- **Your instructions**:
Return each record word for word and omit the pictures.

- **Material for this task**:
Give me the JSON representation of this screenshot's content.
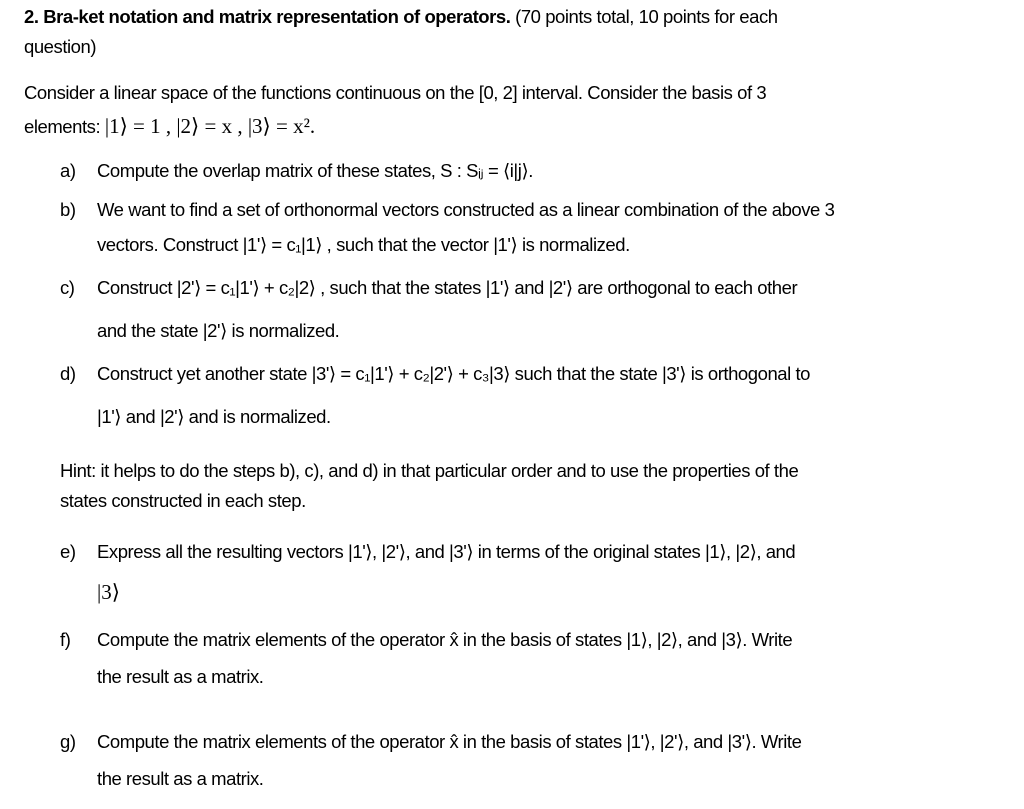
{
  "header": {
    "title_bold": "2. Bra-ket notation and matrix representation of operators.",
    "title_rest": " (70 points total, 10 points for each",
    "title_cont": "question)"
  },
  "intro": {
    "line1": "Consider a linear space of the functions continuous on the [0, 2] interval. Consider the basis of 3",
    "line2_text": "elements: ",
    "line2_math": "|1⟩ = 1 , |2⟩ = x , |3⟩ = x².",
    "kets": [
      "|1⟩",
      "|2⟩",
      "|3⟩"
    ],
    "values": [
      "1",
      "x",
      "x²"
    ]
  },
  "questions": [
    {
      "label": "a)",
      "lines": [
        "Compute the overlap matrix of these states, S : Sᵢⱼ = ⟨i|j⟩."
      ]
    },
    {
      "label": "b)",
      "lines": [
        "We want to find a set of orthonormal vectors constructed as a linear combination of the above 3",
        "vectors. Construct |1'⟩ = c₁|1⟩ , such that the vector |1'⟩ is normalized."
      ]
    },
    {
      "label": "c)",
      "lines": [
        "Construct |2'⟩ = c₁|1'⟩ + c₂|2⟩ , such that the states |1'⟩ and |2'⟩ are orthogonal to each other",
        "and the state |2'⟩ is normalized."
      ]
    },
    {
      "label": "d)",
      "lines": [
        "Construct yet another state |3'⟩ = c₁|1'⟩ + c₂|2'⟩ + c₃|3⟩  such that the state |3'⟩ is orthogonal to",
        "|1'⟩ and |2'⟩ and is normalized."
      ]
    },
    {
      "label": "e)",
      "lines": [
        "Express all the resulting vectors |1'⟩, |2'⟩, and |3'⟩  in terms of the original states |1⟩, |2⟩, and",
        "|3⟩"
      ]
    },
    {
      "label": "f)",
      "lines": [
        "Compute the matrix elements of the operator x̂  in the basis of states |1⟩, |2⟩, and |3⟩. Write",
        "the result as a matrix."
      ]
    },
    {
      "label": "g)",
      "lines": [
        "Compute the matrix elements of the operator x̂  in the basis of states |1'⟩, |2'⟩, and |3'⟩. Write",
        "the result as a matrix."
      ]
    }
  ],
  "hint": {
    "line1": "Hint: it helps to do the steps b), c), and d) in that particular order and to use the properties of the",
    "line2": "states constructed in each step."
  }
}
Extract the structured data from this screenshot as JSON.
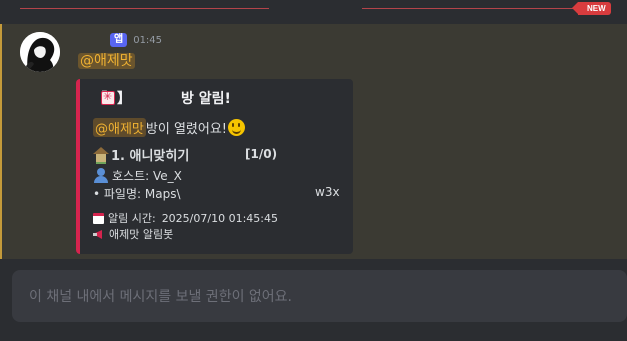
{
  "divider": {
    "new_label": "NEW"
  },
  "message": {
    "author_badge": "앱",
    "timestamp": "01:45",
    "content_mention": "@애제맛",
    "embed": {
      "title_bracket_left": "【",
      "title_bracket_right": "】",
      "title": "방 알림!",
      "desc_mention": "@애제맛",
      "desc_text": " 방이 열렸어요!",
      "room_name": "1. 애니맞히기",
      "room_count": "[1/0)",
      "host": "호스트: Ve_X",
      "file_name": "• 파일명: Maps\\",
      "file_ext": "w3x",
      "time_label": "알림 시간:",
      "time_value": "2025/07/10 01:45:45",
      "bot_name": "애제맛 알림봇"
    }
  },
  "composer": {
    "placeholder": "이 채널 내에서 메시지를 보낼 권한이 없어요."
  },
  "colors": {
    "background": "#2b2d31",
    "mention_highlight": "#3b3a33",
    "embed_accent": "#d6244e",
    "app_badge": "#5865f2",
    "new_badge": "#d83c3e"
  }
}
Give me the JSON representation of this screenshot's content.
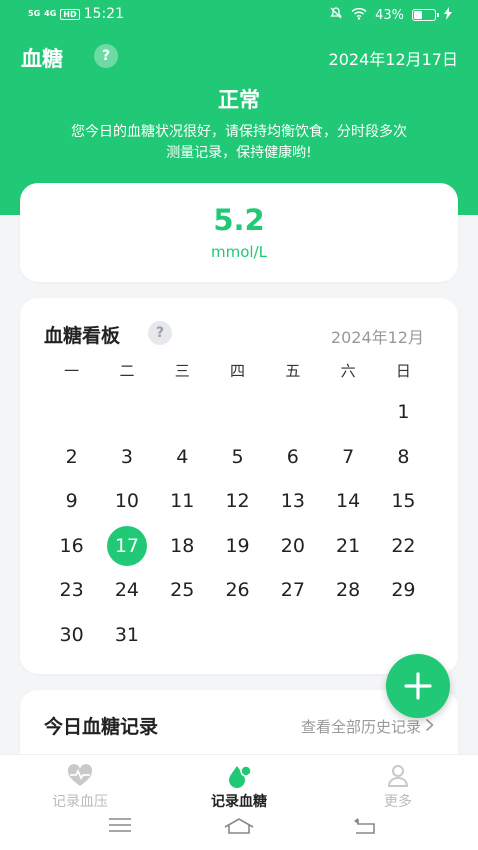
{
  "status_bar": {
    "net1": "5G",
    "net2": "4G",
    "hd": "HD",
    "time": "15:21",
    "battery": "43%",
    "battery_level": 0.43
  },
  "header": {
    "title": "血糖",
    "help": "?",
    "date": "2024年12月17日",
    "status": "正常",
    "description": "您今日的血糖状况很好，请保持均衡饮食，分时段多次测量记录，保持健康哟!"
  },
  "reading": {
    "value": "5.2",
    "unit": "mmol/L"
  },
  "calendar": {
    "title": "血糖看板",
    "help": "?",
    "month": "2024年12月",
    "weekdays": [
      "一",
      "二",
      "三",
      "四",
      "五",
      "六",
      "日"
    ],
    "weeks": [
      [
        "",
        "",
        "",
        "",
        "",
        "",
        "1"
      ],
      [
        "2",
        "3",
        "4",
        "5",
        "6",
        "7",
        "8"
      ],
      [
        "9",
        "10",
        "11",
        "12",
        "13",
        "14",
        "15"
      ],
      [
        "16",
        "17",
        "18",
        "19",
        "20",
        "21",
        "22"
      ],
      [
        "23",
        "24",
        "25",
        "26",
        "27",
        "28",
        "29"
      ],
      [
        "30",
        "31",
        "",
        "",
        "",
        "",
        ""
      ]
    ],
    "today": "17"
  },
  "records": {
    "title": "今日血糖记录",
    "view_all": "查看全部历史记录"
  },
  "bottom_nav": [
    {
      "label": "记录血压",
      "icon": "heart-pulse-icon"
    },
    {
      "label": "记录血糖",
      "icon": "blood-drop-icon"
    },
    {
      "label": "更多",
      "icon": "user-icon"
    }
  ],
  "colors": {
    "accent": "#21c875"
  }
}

- **Exercise response**:
Give me the JSON representation of this screenshot's content.
{
  "header": {
    "title_bold": "2. Bra-ket notation and matrix representation of operators.",
    "title_rest": " (70 points total, 10 points for each",
    "title_cont": "question)"
  },
  "intro": {
    "line1": "Consider a linear space of the functions continuous on the [0, 2] interval. Consider the basis of 3",
    "line2_text": "elements: ",
    "line2_math": "|1⟩ = 1 , |2⟩ = x , |3⟩ = x².",
    "kets": [
      "|1⟩",
      "|2⟩",
      "|3⟩"
    ],
    "values": [
      "1",
      "x",
      "x²"
    ]
  },
  "questions": [
    {
      "label": "a)",
      "lines": [
        "Compute the overlap matrix of these states, S : Sᵢⱼ = ⟨i|j⟩."
      ]
    },
    {
      "label": "b)",
      "lines": [
        "We want to find a set of orthonormal vectors constructed as a linear combination of the above 3",
        "vectors. Construct |1'⟩ = c₁|1⟩ , such that the vector |1'⟩ is normalized."
      ]
    },
    {
      "label": "c)",
      "lines": [
        "Construct |2'⟩ = c₁|1'⟩ + c₂|2⟩ , such that the states |1'⟩ and |2'⟩ are orthogonal to each other",
        "and the state |2'⟩ is normalized."
      ]
    },
    {
      "label": "d)",
      "lines": [
        "Construct yet another state |3'⟩ = c₁|1'⟩ + c₂|2'⟩ + c₃|3⟩  such that the state |3'⟩ is orthogonal to",
        "|1'⟩ and |2'⟩ and is normalized."
      ]
    },
    {
      "label": "e)",
      "lines": [
        "Express all the resulting vectors |1'⟩, |2'⟩, and |3'⟩  in terms of the original states |1⟩, |2⟩, and",
        "|3⟩"
      ]
    },
    {
      "label": "f)",
      "lines": [
        "Compute the matrix elements of the operator x̂  in the basis of states |1⟩, |2⟩, and |3⟩. Write",
        "the result as a matrix."
      ]
    },
    {
      "label": "g)",
      "lines": [
        "Compute the matrix elements of the operator x̂  in the basis of states |1'⟩, |2'⟩, and |3'⟩. Write",
        "the result as a matrix."
      ]
    }
  ],
  "hint": {
    "line1": "Hint: it helps to do the steps b), c), and d) in that particular order and to use the properties of the",
    "line2": "states constructed in each step."
  }
}
Extract the structured data from this screenshot as JSON.
{
  "divider": {
    "new_label": "NEW"
  },
  "message": {
    "author_badge": "앱",
    "timestamp": "01:45",
    "content_mention": "@애제맛",
    "embed": {
      "title_bracket_left": "【",
      "title_bracket_right": "】",
      "title": "방 알림!",
      "desc_mention": "@애제맛",
      "desc_text": " 방이 열렸어요!",
      "room_name": "1. 애니맞히기",
      "room_count": "[1/0)",
      "host": "호스트: Ve_X",
      "file_name": "• 파일명: Maps\\",
      "file_ext": "w3x",
      "time_label": "알림 시간:",
      "time_value": "2025/07/10 01:45:45",
      "bot_name": "애제맛 알림봇"
    }
  },
  "composer": {
    "placeholder": "이 채널 내에서 메시지를 보낼 권한이 없어요."
  },
  "colors": {
    "background": "#2b2d31",
    "mention_highlight": "#3b3a33",
    "embed_accent": "#d6244e",
    "app_badge": "#5865f2",
    "new_badge": "#d83c3e"
  }
}
Give me the JSON representation of this screenshot's content.
{
  "status_bar": {
    "net1": "5G",
    "net2": "4G",
    "hd": "HD",
    "time": "15:21",
    "battery": "43%",
    "battery_level": 0.43
  },
  "header": {
    "title": "血糖",
    "help": "?",
    "date": "2024年12月17日",
    "status": "正常",
    "description": "您今日的血糖状况很好，请保持均衡饮食，分时段多次测量记录，保持健康哟!"
  },
  "reading": {
    "value": "5.2",
    "unit": "mmol/L"
  },
  "calendar": {
    "title": "血糖看板",
    "help": "?",
    "month": "2024年12月",
    "weekdays": [
      "一",
      "二",
      "三",
      "四",
      "五",
      "六",
      "日"
    ],
    "weeks": [
      [
        "",
        "",
        "",
        "",
        "",
        "",
        "1"
      ],
      [
        "2",
        "3",
        "4",
        "5",
        "6",
        "7",
        "8"
      ],
      [
        "9",
        "10",
        "11",
        "12",
        "13",
        "14",
        "15"
      ],
      [
        "16",
        "17",
        "18",
        "19",
        "20",
        "21",
        "22"
      ],
      [
        "23",
        "24",
        "25",
        "26",
        "27",
        "28",
        "29"
      ],
      [
        "30",
        "31",
        "",
        "",
        "",
        "",
        ""
      ]
    ],
    "today": "17"
  },
  "records": {
    "title": "今日血糖记录",
    "view_all": "查看全部历史记录"
  },
  "bottom_nav": [
    {
      "label": "记录血压",
      "icon": "heart-pulse-icon"
    },
    {
      "label": "记录血糖",
      "icon": "blood-drop-icon"
    },
    {
      "label": "更多",
      "icon": "user-icon"
    }
  ],
  "colors": {
    "accent": "#21c875"
  }
}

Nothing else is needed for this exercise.